- David Herman gets near top-line billing as “Michael Bolton” (no, he’s not related!) but like co-worker Ajay Naidu as “Samir Nagheenanajar,” he doesn’t do much with his character. Herman has been in “Dude, Where’s My Car” while Naidu was in “Requiem for a Dream.”
- A little better is Diedrich Bader as “Lawrence,” who is Livingston’s next door neighbor and gives him advice about how to avoid working weekends. Bader would do a marvelous “Jethro Bodine” in the movie version of “The Beverly Hillbillies” and was also in “Napoleon Dynamite.”
- Orlando Jones does a terrific small part as “Steve” the magazine salesman who gives the guys advice about money laundering. It’s too bad he wasn’t one of Livingston’s co-workers instead of being in this part. Jones has also been in “Drumline.”

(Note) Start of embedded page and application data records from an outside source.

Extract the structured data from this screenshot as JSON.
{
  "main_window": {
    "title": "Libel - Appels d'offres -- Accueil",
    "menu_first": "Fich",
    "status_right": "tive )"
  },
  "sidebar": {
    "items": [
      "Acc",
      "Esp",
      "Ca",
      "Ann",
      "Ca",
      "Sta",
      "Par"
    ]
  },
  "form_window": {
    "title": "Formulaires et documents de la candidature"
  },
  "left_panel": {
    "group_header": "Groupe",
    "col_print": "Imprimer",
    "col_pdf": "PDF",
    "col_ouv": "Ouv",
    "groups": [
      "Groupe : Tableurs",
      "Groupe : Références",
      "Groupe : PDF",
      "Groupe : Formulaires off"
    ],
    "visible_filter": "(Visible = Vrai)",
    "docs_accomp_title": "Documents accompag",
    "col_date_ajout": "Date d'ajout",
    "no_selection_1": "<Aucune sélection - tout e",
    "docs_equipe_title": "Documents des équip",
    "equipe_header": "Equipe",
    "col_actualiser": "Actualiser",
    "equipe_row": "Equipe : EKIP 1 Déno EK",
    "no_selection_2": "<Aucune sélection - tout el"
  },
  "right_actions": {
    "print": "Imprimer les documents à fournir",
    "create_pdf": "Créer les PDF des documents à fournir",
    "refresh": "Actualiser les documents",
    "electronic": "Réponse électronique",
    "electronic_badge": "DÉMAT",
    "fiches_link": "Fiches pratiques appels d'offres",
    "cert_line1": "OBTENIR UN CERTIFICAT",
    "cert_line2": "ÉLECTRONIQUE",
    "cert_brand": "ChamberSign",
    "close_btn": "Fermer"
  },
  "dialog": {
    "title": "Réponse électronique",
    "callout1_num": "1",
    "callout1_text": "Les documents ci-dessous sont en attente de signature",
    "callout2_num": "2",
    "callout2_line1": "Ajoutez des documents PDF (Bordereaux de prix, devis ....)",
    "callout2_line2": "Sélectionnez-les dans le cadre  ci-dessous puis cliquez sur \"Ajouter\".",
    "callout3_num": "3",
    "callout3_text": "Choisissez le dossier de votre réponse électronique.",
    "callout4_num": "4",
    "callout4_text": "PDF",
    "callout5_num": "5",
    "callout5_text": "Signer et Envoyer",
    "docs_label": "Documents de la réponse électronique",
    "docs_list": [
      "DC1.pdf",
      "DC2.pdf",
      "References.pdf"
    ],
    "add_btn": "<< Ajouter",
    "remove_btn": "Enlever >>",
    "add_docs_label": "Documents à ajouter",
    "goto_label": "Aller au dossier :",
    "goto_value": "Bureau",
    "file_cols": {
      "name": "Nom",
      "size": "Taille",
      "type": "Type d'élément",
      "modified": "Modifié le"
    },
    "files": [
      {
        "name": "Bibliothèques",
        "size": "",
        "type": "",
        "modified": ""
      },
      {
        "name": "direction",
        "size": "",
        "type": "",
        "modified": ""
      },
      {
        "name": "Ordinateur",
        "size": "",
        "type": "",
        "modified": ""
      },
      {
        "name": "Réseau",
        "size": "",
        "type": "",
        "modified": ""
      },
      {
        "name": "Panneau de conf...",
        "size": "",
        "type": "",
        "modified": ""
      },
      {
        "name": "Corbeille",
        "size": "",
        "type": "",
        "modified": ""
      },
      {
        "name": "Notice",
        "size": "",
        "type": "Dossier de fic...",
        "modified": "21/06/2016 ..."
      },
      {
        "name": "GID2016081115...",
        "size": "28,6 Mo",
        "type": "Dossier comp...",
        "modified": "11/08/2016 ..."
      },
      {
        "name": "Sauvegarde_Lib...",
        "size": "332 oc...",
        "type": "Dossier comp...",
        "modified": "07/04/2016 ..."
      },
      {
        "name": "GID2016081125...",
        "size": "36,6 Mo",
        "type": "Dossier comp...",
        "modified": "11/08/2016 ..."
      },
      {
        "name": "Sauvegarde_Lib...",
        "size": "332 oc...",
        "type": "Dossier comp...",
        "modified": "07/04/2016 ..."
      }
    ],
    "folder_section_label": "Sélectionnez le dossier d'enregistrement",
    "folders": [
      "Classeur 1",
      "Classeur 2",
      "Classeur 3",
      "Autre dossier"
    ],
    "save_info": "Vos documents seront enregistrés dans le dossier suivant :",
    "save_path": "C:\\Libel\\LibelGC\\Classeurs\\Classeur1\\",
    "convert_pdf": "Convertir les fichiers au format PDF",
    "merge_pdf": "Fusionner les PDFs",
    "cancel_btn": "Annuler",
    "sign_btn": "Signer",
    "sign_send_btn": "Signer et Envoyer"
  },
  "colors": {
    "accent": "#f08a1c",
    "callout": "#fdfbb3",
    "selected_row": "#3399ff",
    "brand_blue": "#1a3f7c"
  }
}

- Richard Riehle plays “Tom Smykowski,” who is the useless employee who gets laid off, hit by a drunk driver and collects a big settlement. He has also been in “Transformers: Age of Extinction.”
- Greg Pitts is “Drew” and his only acting attribute is to show his “Oh” face (watch the movie and you’ll understand). Pitts was also in “Coyote Ugly.”
Finally, creator and director Mike Judge does a bit part here as Aniston’s restaurant manager “Stan” (he’s billed as “William King”) and is smooth in the role, even as Aniston flips him the bird.
“Office Space” was a bomb at the box office and placed 121st at the U.S. box office with only $10.8 million in ticket sales (coming in just ahead of “The Astronaut’s Wife”), according to Box Office Mojo. Worldwide, “Office Space” made an additional $2 million and then another $7.9 million in video sales, according to Wiki. With a $10 million budget it wasn’t considered a winner in the pocketbook, either. The No. 1 film of the year was “Star Wars: Episode I – The Phantom Menace” with $431 million.
Assorted cast notes (via IMDb.com):
- Aniston’s character’s name is “Joanna,” which is her real middle name.
- Todd Duffey plays “Brian,” who is the energetic server counterpart to Aniston and has tons of “flair.” He’s also been in “God’s Country.”
© Chuck Curry and A Gator in Naples, 2014. Unauthorized use and/or duplication of this material without express and written permission from this blog’s author and/or owner is strictly prohibited. Excerpts and links may be used, provided that full and clear credit is given to Chuck Curry and A Gator in Naples with appropriate and specific direction to the original content.